#### Material provided
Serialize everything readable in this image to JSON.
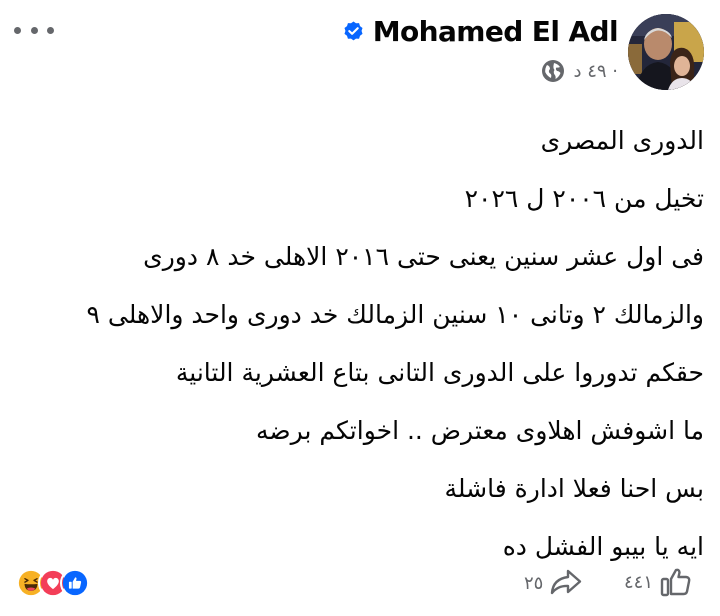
{
  "post": {
    "author": "Mohamed El Adl",
    "time": "٤٩ د ·",
    "lines": [
      "الدورى المصرى",
      "تخيل من ٢٠٠٦ ل ٢٠٢٦",
      "فى اول عشر سنين يعنى حتى ٢٠١٦ الاهلى خد ٨ دورى",
      "والزمالك ٢ وتانى ١٠ سنين الزمالك خد دورى واحد والاهلى ٩",
      "حقكم تدوروا على الدورى التانى بتاع العشرية التانية",
      "ما اشوفش اهلاوى معترض .. اخواتكم برضه",
      "بس احنا فعلا ادارة فاشلة",
      "ايه يا بيبو الفشل ده"
    ]
  },
  "engagement": {
    "like_count": "٤٤١",
    "share_count": "٢٥",
    "reactions": [
      "like-icon",
      "love-icon",
      "haha-icon"
    ]
  },
  "colors": {
    "text": "#050505",
    "secondary": "#65676b",
    "verified": "#0866ff",
    "like": "#0866ff",
    "love": "#f33e58",
    "haha": "#f7b125"
  }
}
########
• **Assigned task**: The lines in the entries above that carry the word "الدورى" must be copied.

• **Solution to the problem**:
      "الدورى المصرى",
      "حقكم تدوروا على الدورى التانى بتاع العشرية التانية",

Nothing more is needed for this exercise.